German name: Parsifalmotiv
|Parsifal's fanfare (Ludwig Weber and Wolfgang Windgassen; ogg format)|
Above: the Parsifal motif in its initial form.
Wagner was true to his sources (especially, in this context, Wolfram) in so far as Parsifal tells the story of an individual's development. As the hero grows in wisdom, so his music develops. Parsifal's personal motif changes a little at each appearance, until it finally blazes forth in its final form (example B) as the hero enters the hall of the Grail bearing the recovered Spear. Hans-Joachim Bauer noted that the development potential of example A is not only limited to melodic, harmonic and rhythmic changes, since there are also changes of orchestration that Wagner employs to show the changes in the hero whom the motif describes. Bauer draws attention to the deeply sad and resigned impression given by the motif as it appears in a minor variant in the lower brass, at the start of the third act; through which it develops into the splendour of example B.

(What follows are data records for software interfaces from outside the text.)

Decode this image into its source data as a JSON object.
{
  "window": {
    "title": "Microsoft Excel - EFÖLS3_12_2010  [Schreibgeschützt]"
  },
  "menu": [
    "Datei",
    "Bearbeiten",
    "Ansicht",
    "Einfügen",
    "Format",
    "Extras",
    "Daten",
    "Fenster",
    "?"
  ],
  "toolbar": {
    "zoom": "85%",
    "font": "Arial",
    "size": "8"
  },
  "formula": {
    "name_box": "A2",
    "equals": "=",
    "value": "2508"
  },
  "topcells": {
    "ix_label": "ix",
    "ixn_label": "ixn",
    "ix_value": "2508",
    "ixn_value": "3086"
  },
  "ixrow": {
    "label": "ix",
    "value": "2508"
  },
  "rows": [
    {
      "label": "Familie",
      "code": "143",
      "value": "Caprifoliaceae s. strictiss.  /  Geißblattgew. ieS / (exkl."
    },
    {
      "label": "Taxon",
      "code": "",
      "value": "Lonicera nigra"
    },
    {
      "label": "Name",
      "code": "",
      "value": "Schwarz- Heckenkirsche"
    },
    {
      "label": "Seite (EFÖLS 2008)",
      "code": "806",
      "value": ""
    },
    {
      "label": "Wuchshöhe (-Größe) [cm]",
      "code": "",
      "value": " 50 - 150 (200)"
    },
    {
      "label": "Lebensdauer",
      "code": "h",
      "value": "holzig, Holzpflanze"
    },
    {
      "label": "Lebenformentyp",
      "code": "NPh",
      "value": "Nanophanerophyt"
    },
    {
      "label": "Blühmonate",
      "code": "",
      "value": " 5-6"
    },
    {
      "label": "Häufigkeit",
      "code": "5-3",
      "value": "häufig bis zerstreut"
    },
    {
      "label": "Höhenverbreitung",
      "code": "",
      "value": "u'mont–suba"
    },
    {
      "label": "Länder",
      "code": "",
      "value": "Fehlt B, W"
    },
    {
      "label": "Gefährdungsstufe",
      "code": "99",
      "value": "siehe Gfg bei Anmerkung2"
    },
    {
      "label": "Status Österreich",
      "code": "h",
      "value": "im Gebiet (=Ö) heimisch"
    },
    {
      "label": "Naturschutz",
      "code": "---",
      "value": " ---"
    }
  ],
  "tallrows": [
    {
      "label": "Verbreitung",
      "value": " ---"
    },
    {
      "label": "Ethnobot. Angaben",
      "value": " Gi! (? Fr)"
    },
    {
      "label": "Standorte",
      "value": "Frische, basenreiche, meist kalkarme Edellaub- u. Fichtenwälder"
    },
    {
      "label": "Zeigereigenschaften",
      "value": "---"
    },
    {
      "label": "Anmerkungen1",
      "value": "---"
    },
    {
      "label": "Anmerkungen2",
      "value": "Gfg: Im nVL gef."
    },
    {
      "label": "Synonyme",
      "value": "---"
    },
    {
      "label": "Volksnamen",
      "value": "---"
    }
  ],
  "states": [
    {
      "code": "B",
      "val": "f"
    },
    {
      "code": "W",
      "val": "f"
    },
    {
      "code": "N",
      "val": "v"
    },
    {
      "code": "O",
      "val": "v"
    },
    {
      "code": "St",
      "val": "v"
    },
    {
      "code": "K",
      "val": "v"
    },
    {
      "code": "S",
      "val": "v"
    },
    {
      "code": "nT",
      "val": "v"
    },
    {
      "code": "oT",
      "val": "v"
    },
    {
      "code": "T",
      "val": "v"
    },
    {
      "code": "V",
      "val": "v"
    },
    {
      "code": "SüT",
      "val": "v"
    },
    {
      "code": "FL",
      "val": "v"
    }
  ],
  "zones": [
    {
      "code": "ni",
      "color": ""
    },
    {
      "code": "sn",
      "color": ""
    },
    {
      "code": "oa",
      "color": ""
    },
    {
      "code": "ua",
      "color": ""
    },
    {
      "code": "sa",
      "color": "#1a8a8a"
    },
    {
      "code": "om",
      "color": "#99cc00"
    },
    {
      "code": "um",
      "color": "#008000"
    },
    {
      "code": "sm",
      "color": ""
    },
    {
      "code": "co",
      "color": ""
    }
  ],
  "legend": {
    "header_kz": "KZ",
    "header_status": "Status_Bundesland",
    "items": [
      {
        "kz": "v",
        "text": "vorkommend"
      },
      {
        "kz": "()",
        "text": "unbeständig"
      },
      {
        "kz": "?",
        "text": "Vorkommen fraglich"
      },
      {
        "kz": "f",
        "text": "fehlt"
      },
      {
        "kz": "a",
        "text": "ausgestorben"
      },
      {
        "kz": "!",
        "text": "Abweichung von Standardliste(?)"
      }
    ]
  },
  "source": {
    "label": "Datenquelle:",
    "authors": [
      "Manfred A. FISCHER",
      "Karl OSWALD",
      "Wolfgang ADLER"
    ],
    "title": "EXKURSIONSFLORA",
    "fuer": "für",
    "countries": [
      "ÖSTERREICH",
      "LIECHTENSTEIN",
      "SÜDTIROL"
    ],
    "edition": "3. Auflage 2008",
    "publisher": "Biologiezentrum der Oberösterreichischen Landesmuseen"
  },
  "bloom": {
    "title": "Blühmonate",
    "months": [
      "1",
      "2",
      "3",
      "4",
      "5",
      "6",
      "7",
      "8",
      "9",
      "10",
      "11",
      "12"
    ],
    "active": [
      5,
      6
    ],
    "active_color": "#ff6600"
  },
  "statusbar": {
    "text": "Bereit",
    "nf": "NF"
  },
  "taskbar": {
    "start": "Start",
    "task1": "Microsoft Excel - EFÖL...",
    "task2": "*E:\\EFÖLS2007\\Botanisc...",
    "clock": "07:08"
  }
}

The first example (A) shows the Parsifal motif as it accompanies his first appearance: a fanfare introducing a carefree huntsman. It is a bold and brash theme, which Lorenz describes as being revealed at first piecemeal (in Bruchstücken). On closer examination it is seen to have developed from an added-sixth chord containing the first four notes of the Grundthema (#1). This indicates that the respective destinies of Parsifal and the Grail Knights are linked; which is confirmed by the opening notes of the Prophecy motif almost hidden at (b). Yet Bauer comments that the Parsifal motif seems almost not to belong to the Grail domain; the hero is at first, and for a long time, an outsider.
The notes shown in red (a) are the germ cell from which the music of the Good Friday Meadows will develop. Note that the fragment (c) has been absorbed from the Riding motif, which suggests that Parsifal is destined to meet Kundry and Klingsor. Lorenz identified the last chord of the third bar (with E natural in the bass) as a mystical chord.
|Parsifal appears at the start of act 3 (Knappertsbusch, Bayreuth 1964; ogg format)|
Parsifal returns to the Grail temple (Knappertsbusch, Bayreuth
1964; ogg format)
|Above: the Parsifal motif in its final form.|
Richard Wagner's Parsifal can be regarded, as it was by Cosima Wagner, as the summation and recapitulation of his achievements. Theodor Adorno considered it to be more like an echo, composed in a style that is typical of old age:
A comparison of the gloomy, so to speak,
muted fanfare motif of Parsifal with the Siegfried motif reveals the character of the former: the Parsifal motif seems as though it were already a
quotation from memory.
References: von Wolzogen ex.11, Lorenz p.33, pp.57-59, Lavignac p.452-3, Kufferath ex.18, Newman ex.20, ENO ex.57, Bauer pp.45-49, Theodor W. Adorno On the Score of Parsifal, tr. Anthony Barone, in Music and Letters 76/3 pp.384-397.